But in the city, artisans and atimes families eat out. This must have adverse effect on restaurant and bar operators. Here ENCOMIUM Weekly brings you their reactions…
ADESOLA, Chicago Bar and Lounge
To be honest, the patronage was low, because of the Ramadan, people didn’t come out to drink like they used to. So, patronage was low. We sell a lot at night, from 7pm. That’s when people leave work. So, I guess they just want to relax over some couple of drinks themselves or with friends.
We are used to the system. During Ramadan, our sales are low, so, we just endure for the 30days and after that things return to normal.
OLUWASEUN, Ben K Bar and Lounge
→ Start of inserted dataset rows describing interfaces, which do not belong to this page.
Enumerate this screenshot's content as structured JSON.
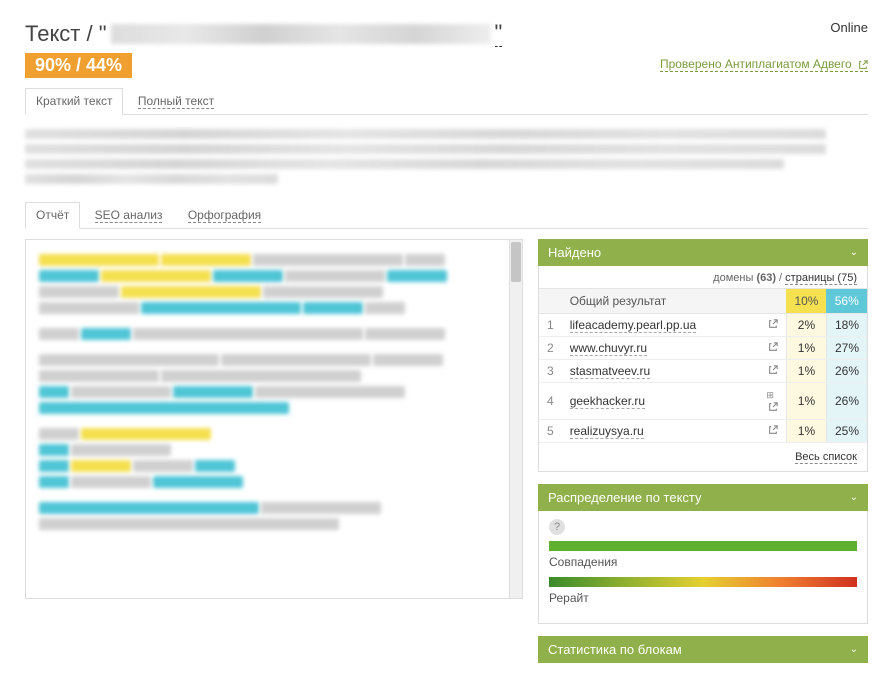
{
  "header": {
    "online": "Online",
    "title_prefix": "Текст / \"",
    "title_suffix": "\"",
    "badge": "90% / 44%",
    "verify": "Проверено Антиплагиатом Адвего"
  },
  "top_tabs": [
    {
      "label": "Краткий текст",
      "active": true
    },
    {
      "label": "Полный текст",
      "active": false
    }
  ],
  "sub_tabs": [
    {
      "label": "Отчёт",
      "active": true
    },
    {
      "label": "SEO анализ",
      "active": false
    },
    {
      "label": "Орфография",
      "active": false
    }
  ],
  "found": {
    "title": "Найдено",
    "domains_label": "домены",
    "domains_count": "(63)",
    "pages_label": "страницы (75)",
    "total_label": "Общий результат",
    "total_y": "10%",
    "total_c": "56%",
    "rows": [
      {
        "n": "1",
        "domain": "lifeacademy.pearl.pp.ua",
        "y": "2%",
        "c": "18%",
        "extra": false
      },
      {
        "n": "2",
        "domain": "www.chuvyr.ru",
        "y": "1%",
        "c": "27%",
        "extra": false
      },
      {
        "n": "3",
        "domain": "stasmatveev.ru",
        "y": "1%",
        "c": "26%",
        "extra": false
      },
      {
        "n": "4",
        "domain": "geekhacker.ru",
        "y": "1%",
        "c": "26%",
        "extra": true
      },
      {
        "n": "5",
        "domain": "realizuysya.ru",
        "y": "1%",
        "c": "25%",
        "extra": false
      }
    ],
    "full_list": "Весь список"
  },
  "distribution": {
    "title": "Распределение по тексту",
    "matches": "Совпадения",
    "rewrite": "Рерайт"
  },
  "stats": {
    "title": "Статистика по блокам"
  }
}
Not too bad, it’s normal that muslims keep away from drinking alcohol during Ramadan. We open all day, but people come in most at night. We try not to over budget. We work on a moderate budget that will make us realise our money quickly.
BLESSING, Rhasody Restaurant, Ikeja
No, not really. Everything has been working as always. We experienced our highest sales during weekends, that’s Friday, Saturdays and Sundays. No, we didn’t have to make adjustments.
HAKEEM JIMO, Veggie Victory Restaurant, Victoria Island
There’s a general notion that during Ramadan business slows down, especially in the day. But for us at Veggie Victory (as a strictly vegetarian restaurant), since people in Ramadan are trying not to stuff themselves with food, they appreciate us and what we have on offer. Most people when they break their fast, visit us as we don’t serve any animal produce-be it meat, milk or even egg. In summary, in Ramadan business slows down during the day, but our customers appreciate the light food we serve. We still operate normally. We didn’t make any special adjustment for Ramadan.
JONES EKEOMA, Chop I Chop Hotel
The muslim fast period, generally called Ramadan is really affecting food business. We don’t have as much customers like we used to have. And by the time they are breaking the fast in the evening, we would have closed. There’s nothing anybody can do about it.
MARY UKET, Calabar Kitchen, Ojodu, Lagos
We are not in good business during Ramadan. Those fasting don’t eat. Business is slow. We are praying for more customers.